Page and application data records

-----

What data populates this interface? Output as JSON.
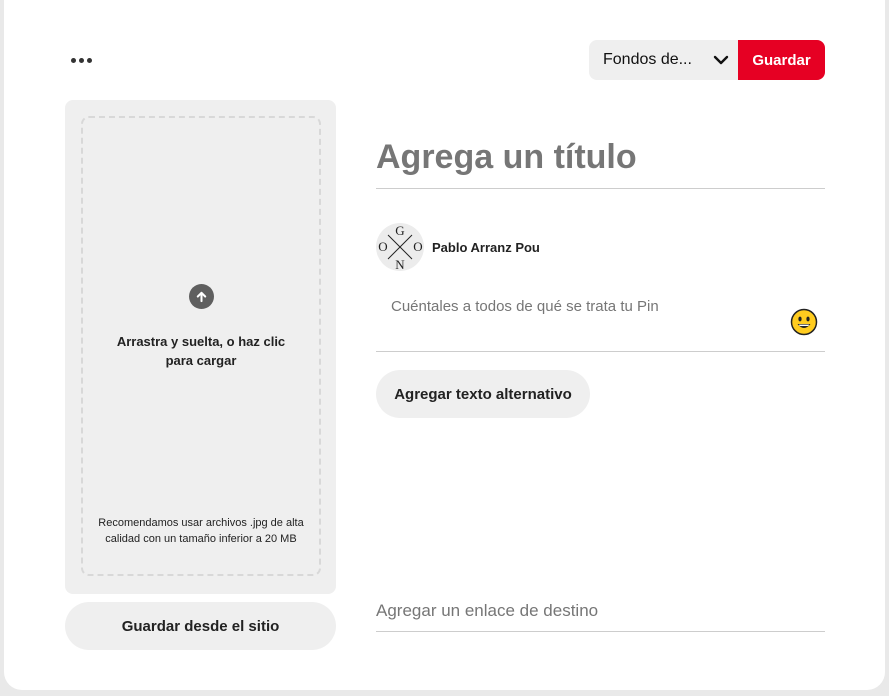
{
  "toolbar": {
    "more_icon": "ellipsis-icon",
    "board_select": {
      "value": "Fondos de...",
      "icon": "chevron-down-icon"
    },
    "save_label": "Guardar",
    "accent_color": "#e60023"
  },
  "upload": {
    "icon": "arrow-up-circle-icon",
    "instruction": "Arrastra y suelta, o haz clic para cargar",
    "hint": "Recomendamos usar archivos .jpg de alta calidad con un tamaño inferior a 20 MB",
    "save_from_site_label": "Guardar desde el sitio"
  },
  "pin": {
    "title_placeholder": "Agrega un título",
    "author": {
      "name": "Pablo Arranz Pou",
      "avatar_letters": [
        "G",
        "O",
        "O",
        "N"
      ]
    },
    "description_placeholder": "Cuéntales a todos de qué se trata tu Pin",
    "emoji_icon": "smiley-icon",
    "alt_text_label": "Agregar texto alternativo",
    "link_placeholder": "Agregar un enlace de destino"
  }
}
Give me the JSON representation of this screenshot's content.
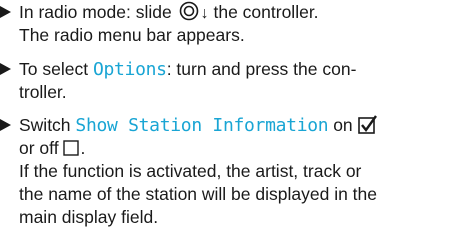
{
  "colors": {
    "text": "#1a1a1a",
    "highlight": "#19a5d4"
  },
  "steps": [
    {
      "line1_pre": "In radio mode: slide",
      "line1_icon": "controller-icon",
      "line1_arrow": "↓",
      "line1_post": "the controller.",
      "line2": "The radio menu bar appears."
    },
    {
      "line1_pre": "To select",
      "line1_highlight": "Options",
      "line1_post": ": turn and press the con-",
      "line2": "troller."
    },
    {
      "line1_pre": "Switch",
      "line1_highlight": "Show Station Information",
      "line1_post": "on",
      "line1_icon": "checkbox-checked-icon",
      "line2_pre": "or off",
      "line2_icon": "checkbox-unchecked-icon",
      "line2_post": ".",
      "line3": "If the function is activated, the artist, track or",
      "line4": "the name of the station will be displayed in the",
      "line5": "main display field."
    }
  ]
}
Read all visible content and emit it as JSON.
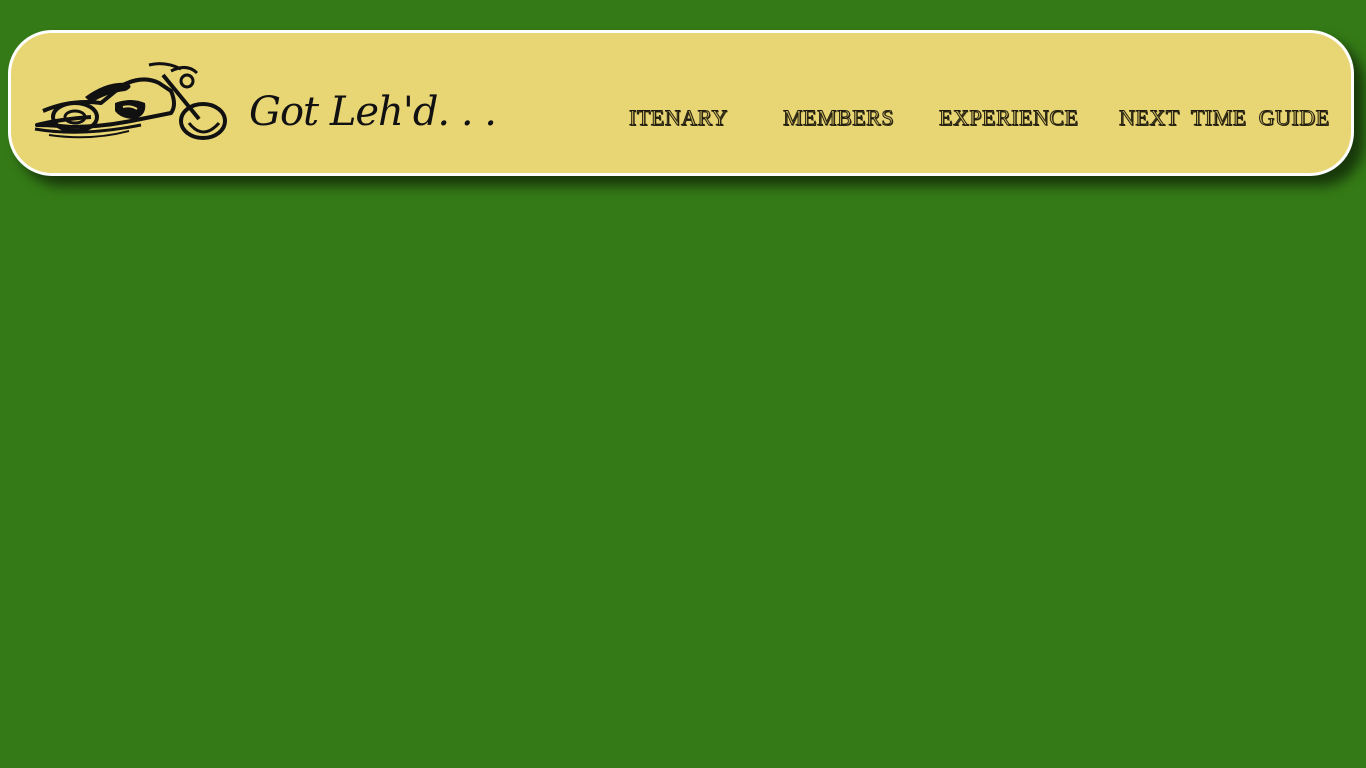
{
  "header": {
    "logo_icon": "motorcycle-icon",
    "title": "Got Leh'd. . ."
  },
  "nav": {
    "items": [
      {
        "label": "ITENARY"
      },
      {
        "label": "MEMBERS"
      },
      {
        "label": "EXPERIENCE"
      },
      {
        "label": "NEXT TIME GUIDE"
      }
    ]
  },
  "colors": {
    "background": "#347a16",
    "header_background": "#e8d574",
    "header_border": "#ffffff",
    "title_text": "#111111"
  }
}
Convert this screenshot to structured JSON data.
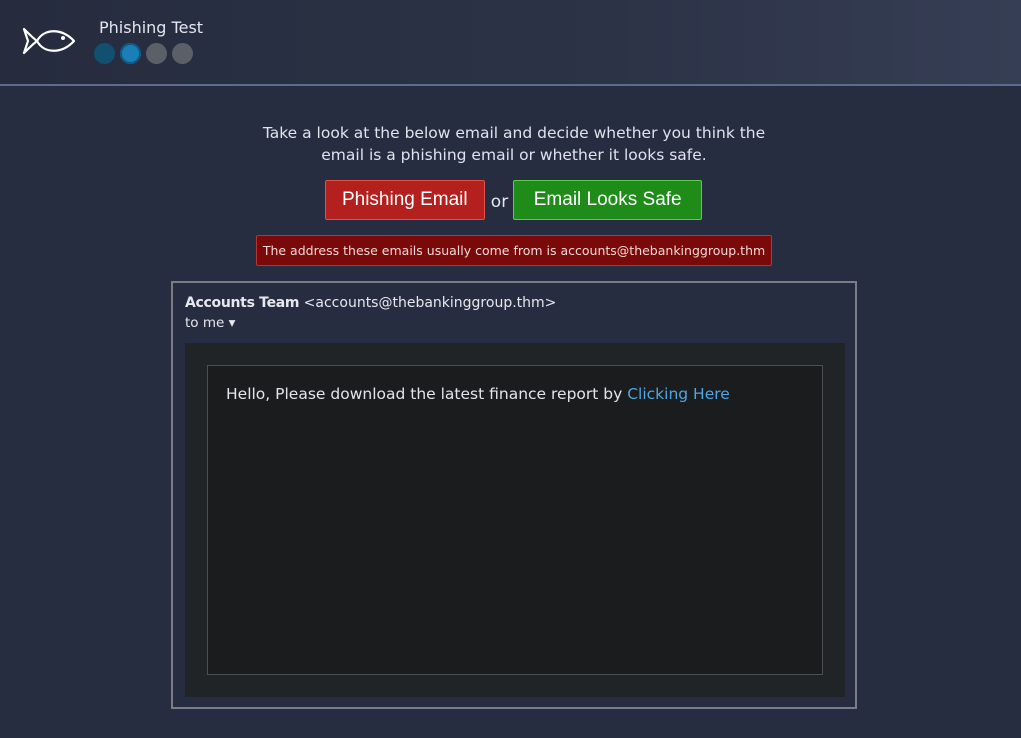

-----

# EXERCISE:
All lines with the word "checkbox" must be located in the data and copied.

# RESPONSE FOR THIS EXERCISE:
      "line1_icon": "checkbox-checked-icon",
      "line2_icon": "checkbox-unchecked-icon",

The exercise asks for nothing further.